The Western Australian Health Translation Network awarded Federal Budget funds for the Rapid Applied Research Translation program to conduct this work in the antenatal area of Joondalup Health Campus.

The ORIGINS Project is a collaboration between the Telethon Kids Institute and Joondalup Health Campus, which is part of Ramsay Health Care. The project is funded by the Paul Ramsay Foundation and the Commonwealth Government through Telethon.

Researchers increasingly understand that an individual’s lifetime health and disease may be programmed at a very early stage, while a child is still in the womb. It was this knowledge which spurred The ORIGINS Project, a collaboration between Telethon Kids Institute and Joondalup Health Campus which is looking at the impact of the early environment on short and long-term health outcomes.

One of the most comprehensive studies of pregnant women and their families in Australia to date, ORIGINS is collecting detailed information from 10,000 families over a decade on how a child’s early environment and parents’ physical health and genetics influence the risk of a wide range of diseases and conditions such as asthma, eczema, food allergies, hay fever, diabetes, obesity and autism.

Even small changes in infant weight have the potential to change future obesity trajectories, leading to a lifetime of improved health.

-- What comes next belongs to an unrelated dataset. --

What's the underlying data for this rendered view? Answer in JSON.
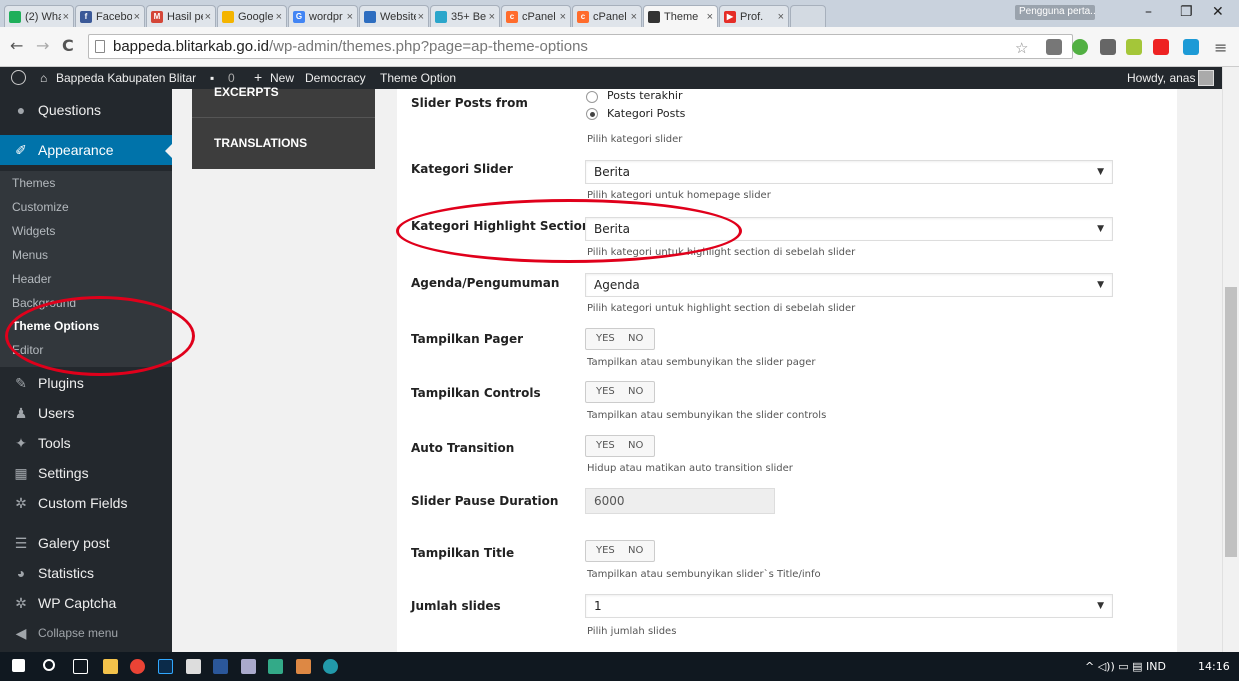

With obesity affecting 25 per cent of Australian children, the PLAN study was embedded as a sub-project of The ORIGINS Project to try to address the issue early on.